So the fish spits him up and he tells everyone in Nineveh to repent — and they do. When God decides that is sufficient grounds not to punish them, Jonah is so upset that he schlepped all that way for nothing, and at how freely God doles out forgiveness, that he wants to die.
So that’s the whole story, right? Not entirely.
Jonah finds a place to sit to the east of Nineveh. It’s super hot out, and God sends a plant to sprout, and Jonah is thrilled. He’s chilling under the plant, and then God sends a worm that eats the plant and it dies. And Jonah is again “so aggrieved that he wants to die.”
God says, “You cared so deeply about that plant existing and you didn’t even make it. How do you think I feel when I might have to destroy a whole city of people I created?”

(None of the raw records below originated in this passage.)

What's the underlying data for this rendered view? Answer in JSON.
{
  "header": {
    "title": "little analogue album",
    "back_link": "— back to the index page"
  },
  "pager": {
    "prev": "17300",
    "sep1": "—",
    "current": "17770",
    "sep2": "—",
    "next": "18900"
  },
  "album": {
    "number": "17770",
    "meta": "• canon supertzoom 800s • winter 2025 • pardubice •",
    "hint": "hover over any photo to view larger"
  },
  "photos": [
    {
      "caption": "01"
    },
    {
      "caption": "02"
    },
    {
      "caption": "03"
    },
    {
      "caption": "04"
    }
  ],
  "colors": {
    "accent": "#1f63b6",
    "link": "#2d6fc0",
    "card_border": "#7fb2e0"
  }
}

I cry every time I hear this. Because whether or not you believe in God, or whether you like synagogue or hate it, this shit is real. Running from destiny is real. Feeling you can’t do something because you know how it will turn out, no matter what you do, is real. Other people suffering because of you is real. Getting a second chance is real — and so is being a brat. And ultimately, the realness of our existence is that worms eat plants and they die and we get mad. And sometimes we get mad at God, too.
Friends of mine visited Japan last year and brought me back juniper bonsai seeds. My favorite thing is a bonsai tree. I had to refrigerate the seeds to simulate winter. Then I had to wait three months. Then I had to put them in hot water to simulate spring. Then I had to plant them and wait.
I waited and waited. Nothing happened. And I was about to throw the whole thing out when I saw two sprouts. I cried. I watched them so carefully. I sprinkled them with water. I rotated them toward the sun and they looked strong. Then they fell over. A few days apart. Flat on their faces. Dead.
My ex-husband said maybe I didn’t bury the seeds deep enough. This felt a bit like my ex telling me I didn’t parent right!
Then a third one sprouted four days later. I added some soil. I watched it so carefully. I sprinkled the water and rotated it to the sun. It looked stronger than the other two. “This is it!” my soul rejoiced. The stem looked stronger and thicker than that of the other two. This was happening. I was going to grow this bonsai.
And then one day, my sweetest cat, who is the most kitten-like of all of my cats, did something she wanted to do very badly. She ate it. She bit the top off. I cried again. She killed it.
That was the last sprout. There will be no more. My frustration was enormous. I wanted to be mad at her, but that wasn’t right, and I know better than to be mad at an animal for being an animal.
And then I thought of Jonah. And I was reminded of my smallness. And my powerlessness. And when I think of my tears of joy over the bonsai sprouts, I feel ashamed. My face feels hot and my stomach churns. How foolish I was to think I could do this. I can’t do this.
And the lesson of Yom Kippur came to me again. My religious tradition reminds me of my smallness and my powerlessness. And my tradition also has ways for me to try again. To not give in to despair or to my weakness and insecurities.
And so on Yom Kippur, I wear white and I refrain from eating and having sex and I don’t even need water — I am like an angel. And my tradition teaches me that every blade of grass has its angel that bows over it and whispers “Grow, grow.”
On Yom Kippur, I remember that I have the capacity to be patient and forgiving. I can be slow to anger and quick to forgive. I can be both the angel and the blade of grass. And on my best days — and sometimes even on my worst — I can be more than a blade of grass; I can be the bonsai who survives and thrives.
This piece originally appeared on JTA.
Header image design by Grace Yagel. Photo by Storm Santos. Original illustration by MchlSkhrv/Getty images.